Records Block Start

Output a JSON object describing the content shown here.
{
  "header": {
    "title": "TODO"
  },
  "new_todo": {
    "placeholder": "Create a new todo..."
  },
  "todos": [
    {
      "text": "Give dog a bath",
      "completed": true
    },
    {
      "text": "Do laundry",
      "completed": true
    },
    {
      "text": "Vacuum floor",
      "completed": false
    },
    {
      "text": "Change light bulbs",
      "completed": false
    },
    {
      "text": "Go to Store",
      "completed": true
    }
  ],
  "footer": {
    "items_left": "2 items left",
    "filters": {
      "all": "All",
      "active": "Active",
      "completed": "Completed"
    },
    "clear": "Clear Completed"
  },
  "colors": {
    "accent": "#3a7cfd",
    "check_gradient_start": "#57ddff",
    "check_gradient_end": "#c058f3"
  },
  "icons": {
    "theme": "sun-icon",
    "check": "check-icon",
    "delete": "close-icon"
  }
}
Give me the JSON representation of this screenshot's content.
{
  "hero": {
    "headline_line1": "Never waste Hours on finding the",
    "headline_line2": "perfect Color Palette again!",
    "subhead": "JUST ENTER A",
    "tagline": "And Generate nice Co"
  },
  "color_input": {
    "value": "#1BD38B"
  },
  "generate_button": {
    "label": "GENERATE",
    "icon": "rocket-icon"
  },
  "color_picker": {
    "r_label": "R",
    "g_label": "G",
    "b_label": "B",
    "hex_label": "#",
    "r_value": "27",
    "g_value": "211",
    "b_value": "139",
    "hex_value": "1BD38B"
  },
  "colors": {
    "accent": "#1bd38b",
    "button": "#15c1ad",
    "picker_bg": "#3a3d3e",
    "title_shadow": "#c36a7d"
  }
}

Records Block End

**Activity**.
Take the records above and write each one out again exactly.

**Task answer**.
Output a JSON object describing the content shown here.
{
  "header": {
    "title": "TODO"
  },
  "new_todo": {
    "placeholder": "Create a new todo..."
  },
  "todos": [
    {
      "text": "Give dog a bath",
      "completed": true
    },
    {
      "text": "Do laundry",
      "completed": true
    },
    {
      "text": "Vacuum floor",
      "completed": false
    },
    {
      "text": "Change light bulbs",
      "completed": false
    },
    {
      "text": "Go to Store",
      "completed": true
    }
  ],
  "footer": {
    "items_left": "2 items left",
    "filters": {
      "all": "All",
      "active": "Active",
      "completed": "Completed"
    },
    "clear": "Clear Completed"
  },
  "colors": {
    "accent": "#3a7cfd",
    "check_gradient_start": "#57ddff",
    "check_gradient_end": "#c058f3"
  },
  "icons": {
    "theme": "sun-icon",
    "check": "check-icon",
    "delete": "close-icon"
  }
}
Give me the JSON representation of this screenshot's content.
{
  "hero": {
    "headline_line1": "Never waste Hours on finding the",
    "headline_line2": "perfect Color Palette again!",
    "subhead": "JUST ENTER A",
    "tagline": "And Generate nice Co"
  },
  "color_input": {
    "value": "#1BD38B"
  },
  "generate_button": {
    "label": "GENERATE",
    "icon": "rocket-icon"
  },
  "color_picker": {
    "r_label": "R",
    "g_label": "G",
    "b_label": "B",
    "hex_label": "#",
    "r_value": "27",
    "g_value": "211",
    "b_value": "139",
    "hex_value": "1BD38B"
  },
  "colors": {
    "accent": "#1bd38b",
    "button": "#15c1ad",
    "picker_bg": "#3a3d3e",
    "title_shadow": "#c36a7d"
  }
}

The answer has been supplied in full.